» **WHAT YOU HAVE TO DO**: Only the lines that include "company" should be copied from the data below.

» **PROVIDED RECORDS**:
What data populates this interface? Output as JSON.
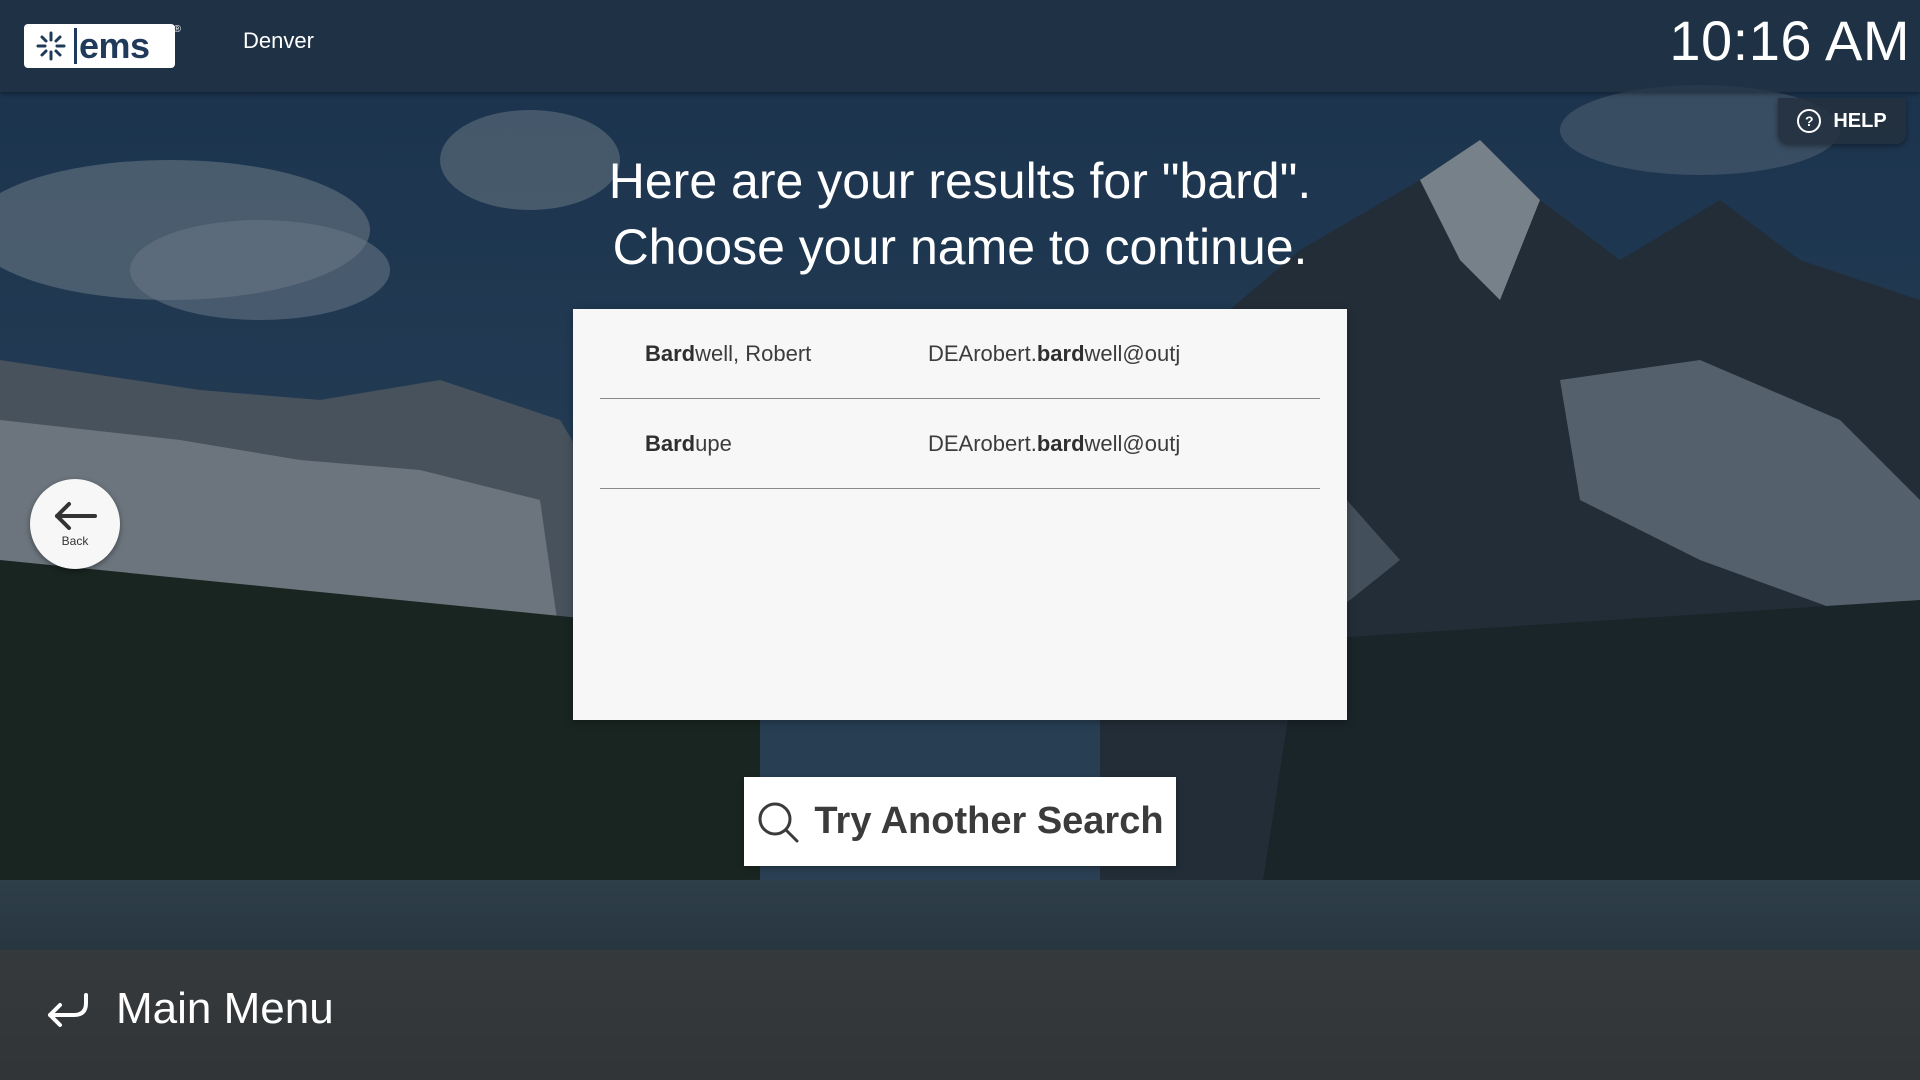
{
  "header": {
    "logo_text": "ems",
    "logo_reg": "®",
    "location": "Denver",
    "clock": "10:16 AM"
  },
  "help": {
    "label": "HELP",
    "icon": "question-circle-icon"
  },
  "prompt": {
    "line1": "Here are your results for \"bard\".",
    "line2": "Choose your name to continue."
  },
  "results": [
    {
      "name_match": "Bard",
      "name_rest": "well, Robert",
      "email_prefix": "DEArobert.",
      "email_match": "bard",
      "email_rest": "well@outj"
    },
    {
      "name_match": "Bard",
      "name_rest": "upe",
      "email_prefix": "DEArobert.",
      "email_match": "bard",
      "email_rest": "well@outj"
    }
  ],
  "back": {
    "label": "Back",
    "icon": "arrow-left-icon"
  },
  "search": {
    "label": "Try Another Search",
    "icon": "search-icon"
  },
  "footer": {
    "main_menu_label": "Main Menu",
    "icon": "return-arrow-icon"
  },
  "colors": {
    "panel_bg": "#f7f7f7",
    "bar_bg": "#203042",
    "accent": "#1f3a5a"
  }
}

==

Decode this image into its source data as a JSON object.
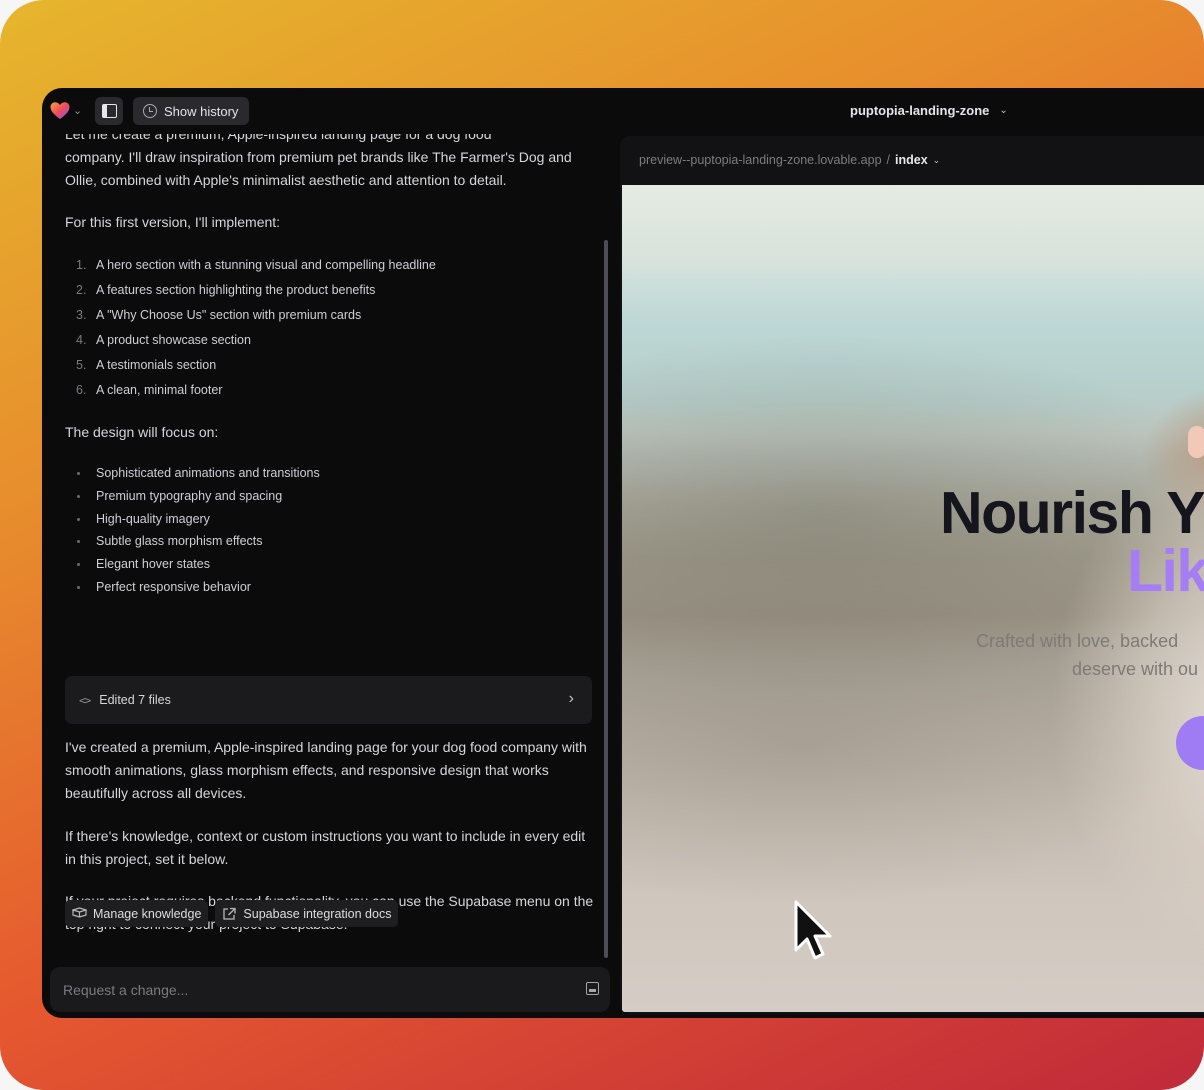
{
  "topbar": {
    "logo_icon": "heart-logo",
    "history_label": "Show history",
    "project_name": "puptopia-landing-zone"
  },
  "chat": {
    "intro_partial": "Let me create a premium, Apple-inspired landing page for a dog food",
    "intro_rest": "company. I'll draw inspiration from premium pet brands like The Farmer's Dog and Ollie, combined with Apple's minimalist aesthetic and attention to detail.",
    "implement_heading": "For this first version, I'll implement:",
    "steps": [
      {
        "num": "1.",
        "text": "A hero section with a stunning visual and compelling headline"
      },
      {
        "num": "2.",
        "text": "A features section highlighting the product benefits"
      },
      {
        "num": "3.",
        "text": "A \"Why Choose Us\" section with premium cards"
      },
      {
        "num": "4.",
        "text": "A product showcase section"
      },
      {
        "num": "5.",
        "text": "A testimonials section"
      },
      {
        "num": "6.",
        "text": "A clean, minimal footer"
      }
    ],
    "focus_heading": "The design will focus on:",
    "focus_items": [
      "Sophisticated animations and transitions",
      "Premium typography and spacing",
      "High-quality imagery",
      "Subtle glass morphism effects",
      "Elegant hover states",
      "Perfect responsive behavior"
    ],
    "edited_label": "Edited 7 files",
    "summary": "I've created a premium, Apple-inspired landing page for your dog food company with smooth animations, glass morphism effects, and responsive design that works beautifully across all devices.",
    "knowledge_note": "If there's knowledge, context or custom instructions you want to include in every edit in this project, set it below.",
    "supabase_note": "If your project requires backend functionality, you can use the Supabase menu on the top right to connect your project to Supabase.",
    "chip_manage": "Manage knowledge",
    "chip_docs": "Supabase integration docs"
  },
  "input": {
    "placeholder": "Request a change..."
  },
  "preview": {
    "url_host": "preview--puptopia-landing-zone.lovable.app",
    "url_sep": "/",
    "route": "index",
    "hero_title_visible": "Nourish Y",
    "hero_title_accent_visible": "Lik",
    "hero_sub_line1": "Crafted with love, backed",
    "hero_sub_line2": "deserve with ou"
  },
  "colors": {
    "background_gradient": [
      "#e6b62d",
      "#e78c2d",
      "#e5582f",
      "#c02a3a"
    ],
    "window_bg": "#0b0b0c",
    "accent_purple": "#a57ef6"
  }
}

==

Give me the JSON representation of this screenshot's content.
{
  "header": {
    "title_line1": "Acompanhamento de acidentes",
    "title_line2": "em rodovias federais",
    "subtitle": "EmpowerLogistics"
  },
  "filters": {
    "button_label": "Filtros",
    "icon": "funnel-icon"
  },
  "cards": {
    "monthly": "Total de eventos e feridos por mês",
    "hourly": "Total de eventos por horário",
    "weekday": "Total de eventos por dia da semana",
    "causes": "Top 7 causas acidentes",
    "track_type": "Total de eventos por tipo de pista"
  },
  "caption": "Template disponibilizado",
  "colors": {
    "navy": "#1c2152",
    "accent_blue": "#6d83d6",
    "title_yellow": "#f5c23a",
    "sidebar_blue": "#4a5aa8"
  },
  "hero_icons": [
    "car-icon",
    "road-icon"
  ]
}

» **ANSWER**:
    "intro_rest": "company. I'll draw inspiration from premium pet brands like The Farmer's Dog and Ollie, combined with Apple's minimalist aesthetic and attention to detail.",
    "summary": "I've created a premium, Apple-inspired landing page for your dog food company with smooth animations, glass morphism effects, and responsive design that works beautifully across all devices.",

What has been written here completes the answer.